A recent topic addressed the idea of modifying golf in an attempt to make the game more enjoyable.
There’s nothing new to the idea of simplifying or modifying rules in games. Rules are changed in Monopoly and Scrabble. Poker can become a completely different game by making various cards wild. When playing pickup games of football or basketball, our rules were nothing like those of official high school, NCAA, or the pro ranks. Even these levels of the same game have variance in the rules.
So it’s not that weird for the rules to change for casual golf or a practice round. Even golf leagues break the rules of golf to make the play faster, easier and more enjoyable in an attempt to get more to participate.
In these circumstances, golf is whatever those playing together can agree upon…. or not. I’ve been criticized for not taking an illegal drop on the green side of a hazard, for not repositioning the ball to get a better lie, and for not taking a mulligan or breakfast ball. “You’re just making the game harder than it has to be” I’ve been told.
Modifying the rules for casual golf is not an issue. But some want to actually amend the rule book because they feel some rules are just too hard. My favorite example… “I couldn't find the ball even though I saw it stay in the fairway from the tee box. I shouldn't have to suffer a stroke and distance penalty”. Again, it’s fine to take a drop in a casual game. I’ll do it all day long on a busy course.

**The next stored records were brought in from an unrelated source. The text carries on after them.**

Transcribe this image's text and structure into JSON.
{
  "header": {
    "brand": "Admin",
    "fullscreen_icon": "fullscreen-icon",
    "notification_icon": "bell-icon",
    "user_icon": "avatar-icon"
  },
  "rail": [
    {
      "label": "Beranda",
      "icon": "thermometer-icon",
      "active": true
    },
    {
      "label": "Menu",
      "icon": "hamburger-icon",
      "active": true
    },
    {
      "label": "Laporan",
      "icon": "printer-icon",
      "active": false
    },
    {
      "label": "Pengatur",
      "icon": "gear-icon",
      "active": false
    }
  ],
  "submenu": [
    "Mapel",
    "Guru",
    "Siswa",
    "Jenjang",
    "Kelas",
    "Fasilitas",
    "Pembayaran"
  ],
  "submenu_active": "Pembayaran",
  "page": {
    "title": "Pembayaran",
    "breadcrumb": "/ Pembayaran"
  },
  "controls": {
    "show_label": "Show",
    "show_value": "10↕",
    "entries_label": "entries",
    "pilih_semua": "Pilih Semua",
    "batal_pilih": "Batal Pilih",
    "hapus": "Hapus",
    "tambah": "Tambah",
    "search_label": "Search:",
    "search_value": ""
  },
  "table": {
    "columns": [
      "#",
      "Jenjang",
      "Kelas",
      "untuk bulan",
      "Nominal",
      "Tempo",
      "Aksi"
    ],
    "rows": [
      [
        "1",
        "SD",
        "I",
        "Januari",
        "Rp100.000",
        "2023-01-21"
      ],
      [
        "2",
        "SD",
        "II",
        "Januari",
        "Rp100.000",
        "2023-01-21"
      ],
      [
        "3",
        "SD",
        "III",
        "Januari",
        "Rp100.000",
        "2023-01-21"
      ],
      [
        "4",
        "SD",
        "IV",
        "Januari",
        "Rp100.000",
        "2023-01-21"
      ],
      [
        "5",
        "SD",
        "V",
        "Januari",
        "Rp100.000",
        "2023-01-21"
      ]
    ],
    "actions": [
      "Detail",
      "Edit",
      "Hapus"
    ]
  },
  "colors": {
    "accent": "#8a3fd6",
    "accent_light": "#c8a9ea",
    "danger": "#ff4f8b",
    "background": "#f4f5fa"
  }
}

But that one act automatically turns an official round into a practice round.
The rules of golf and the handicap system are standards. Choose to play by the rules and you know exactly where you stand compared to others who do the same. Use the handicap system and it not only gives a poor player a fair chance to beat a better one, it also forces the better player to bring his or her best game to the competition. What other sport does that?
Then there’s what constitutes a regulation course and the variations that exist from one course design to another. In addition, each course offers more variation in differing sets of tees. The best part about this system is that the difficulty of each is accounted for. I don’t fully understand the rating system, but it seems relatively logical, even if a bit convoluted. Playing from 6500 yards is more difficult than playing from 5800. The change in the rating and slope of each set of tees reflects that. More importantly, each players may find either option more enjoyable than the other on a given day.
The rules, handicap system and course rating system are pretty damned good as is. What’s even better is that no one is sticking a gun to my head making me follow the rules or keep score. If anything, more pressure is applied to break the rules in favor of faster play. I find it ironic that I tend to play more by the rules when playing a solo round, considering I can’t apply those rounds to an official handicap index.
While specific rule-breaking during a practice round may hone some skills, scoring lower as a result does not make me a better player. For me, leaving the flag in on short putts makes that part of the game easier. It’s psychological more than anything else, but I stopped doing it on all but the busiest days. Why? Because I want to get better at that skill in the event I start playing official competitions. The same goes with abiding by any of the rules.
I hope to get to the point where this desire to improve starts to subside a little. I want to have more days where my enjoyment on the course is less dependent on the score. But I’m not there yet. I still want to get considerably better. To me, the only way that happens is to include rounds where I play 100% by the rules and from a set of tees or a course rating that challenges the limits of my distance and ability.